This idea is hinted in Rashi's commentary on the verse, "You shall not stand by the blood of your neighbor," which means, in Rashi's words, "to see his death and you are able to save him." Rashi does not write the final clause tentatively, "if you are able to save him", but factually, "and you are able to save him." Rashi's words thus imply that your awareness of your friend's suffering is in and of itself an indication that you are able to save him! And the proof is obvious: otherwise, why would your friend's suffering be made known to you "without purpose"?
The same principle applies equally when your fellow is at risk of spiritual death, as unfortunately so many of our Jewish brothers and sisters are today. The Torah warns us that we may not stand idly by our brothers' blood.

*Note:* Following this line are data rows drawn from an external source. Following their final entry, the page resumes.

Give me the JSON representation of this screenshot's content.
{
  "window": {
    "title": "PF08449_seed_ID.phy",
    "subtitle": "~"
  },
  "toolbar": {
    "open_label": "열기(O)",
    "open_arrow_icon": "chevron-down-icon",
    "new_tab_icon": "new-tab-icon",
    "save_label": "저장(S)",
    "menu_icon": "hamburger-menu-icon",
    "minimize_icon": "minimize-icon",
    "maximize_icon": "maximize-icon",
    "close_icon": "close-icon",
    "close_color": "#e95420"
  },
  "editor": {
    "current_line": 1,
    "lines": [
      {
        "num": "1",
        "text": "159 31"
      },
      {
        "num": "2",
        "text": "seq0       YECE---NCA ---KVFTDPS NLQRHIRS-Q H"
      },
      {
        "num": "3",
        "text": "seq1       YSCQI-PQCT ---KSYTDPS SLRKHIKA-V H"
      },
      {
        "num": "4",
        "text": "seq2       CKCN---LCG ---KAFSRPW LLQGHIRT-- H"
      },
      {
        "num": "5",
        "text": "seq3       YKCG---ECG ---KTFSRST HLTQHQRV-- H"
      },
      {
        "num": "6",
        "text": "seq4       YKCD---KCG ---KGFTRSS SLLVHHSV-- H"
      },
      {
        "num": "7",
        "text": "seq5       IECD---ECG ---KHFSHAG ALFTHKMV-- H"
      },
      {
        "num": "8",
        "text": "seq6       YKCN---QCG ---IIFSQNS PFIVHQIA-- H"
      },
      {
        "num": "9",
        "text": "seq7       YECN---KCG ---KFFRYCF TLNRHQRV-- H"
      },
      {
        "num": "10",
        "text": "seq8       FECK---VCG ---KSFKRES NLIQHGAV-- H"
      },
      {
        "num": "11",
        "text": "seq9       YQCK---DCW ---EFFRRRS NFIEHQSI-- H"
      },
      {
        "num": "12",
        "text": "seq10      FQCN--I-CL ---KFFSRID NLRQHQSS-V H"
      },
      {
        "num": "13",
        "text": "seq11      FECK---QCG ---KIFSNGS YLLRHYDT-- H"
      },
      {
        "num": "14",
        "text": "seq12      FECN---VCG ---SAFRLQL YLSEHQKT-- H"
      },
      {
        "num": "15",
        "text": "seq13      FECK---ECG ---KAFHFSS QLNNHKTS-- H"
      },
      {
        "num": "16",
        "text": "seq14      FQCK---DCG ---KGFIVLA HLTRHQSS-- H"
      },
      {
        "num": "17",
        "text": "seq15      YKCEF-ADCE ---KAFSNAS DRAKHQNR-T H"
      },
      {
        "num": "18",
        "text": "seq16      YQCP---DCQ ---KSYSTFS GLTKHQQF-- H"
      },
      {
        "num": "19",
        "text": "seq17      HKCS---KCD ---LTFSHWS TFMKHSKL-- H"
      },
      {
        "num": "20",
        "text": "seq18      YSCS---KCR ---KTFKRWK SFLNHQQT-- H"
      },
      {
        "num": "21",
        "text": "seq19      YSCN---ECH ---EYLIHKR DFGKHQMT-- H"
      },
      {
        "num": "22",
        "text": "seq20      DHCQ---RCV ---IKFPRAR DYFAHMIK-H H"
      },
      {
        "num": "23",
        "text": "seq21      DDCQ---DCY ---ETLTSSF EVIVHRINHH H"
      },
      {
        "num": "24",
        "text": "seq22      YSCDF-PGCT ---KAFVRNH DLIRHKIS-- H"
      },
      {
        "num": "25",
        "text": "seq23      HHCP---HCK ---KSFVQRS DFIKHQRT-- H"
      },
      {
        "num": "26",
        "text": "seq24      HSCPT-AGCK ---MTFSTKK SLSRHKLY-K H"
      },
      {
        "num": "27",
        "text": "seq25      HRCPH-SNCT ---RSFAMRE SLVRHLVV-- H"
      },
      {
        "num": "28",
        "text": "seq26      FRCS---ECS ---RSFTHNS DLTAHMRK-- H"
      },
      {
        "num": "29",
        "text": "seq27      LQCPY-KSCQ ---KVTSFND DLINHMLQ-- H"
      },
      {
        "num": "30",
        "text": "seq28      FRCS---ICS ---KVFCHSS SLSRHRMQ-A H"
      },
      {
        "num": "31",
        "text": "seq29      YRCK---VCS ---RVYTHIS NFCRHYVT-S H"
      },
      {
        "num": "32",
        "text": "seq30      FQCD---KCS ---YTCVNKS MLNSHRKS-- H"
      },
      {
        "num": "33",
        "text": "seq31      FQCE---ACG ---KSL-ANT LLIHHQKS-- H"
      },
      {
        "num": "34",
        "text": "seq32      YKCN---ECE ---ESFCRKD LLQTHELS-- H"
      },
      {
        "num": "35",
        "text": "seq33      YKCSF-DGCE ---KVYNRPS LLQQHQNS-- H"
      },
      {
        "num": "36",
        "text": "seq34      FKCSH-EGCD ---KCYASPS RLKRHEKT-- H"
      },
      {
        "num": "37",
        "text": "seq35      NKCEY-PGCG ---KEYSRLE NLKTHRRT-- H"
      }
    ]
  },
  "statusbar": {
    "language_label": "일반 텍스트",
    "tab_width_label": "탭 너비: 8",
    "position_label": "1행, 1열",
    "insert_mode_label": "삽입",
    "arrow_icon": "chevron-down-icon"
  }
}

Our very awareness of the spiritual threat facing our fellow Jews indicates that we are capable and personally obligated to save them, by each of us taking active part in the dissemination of Torah and Judaism.
—Likutei Sichos vol. 32, pp. 125-126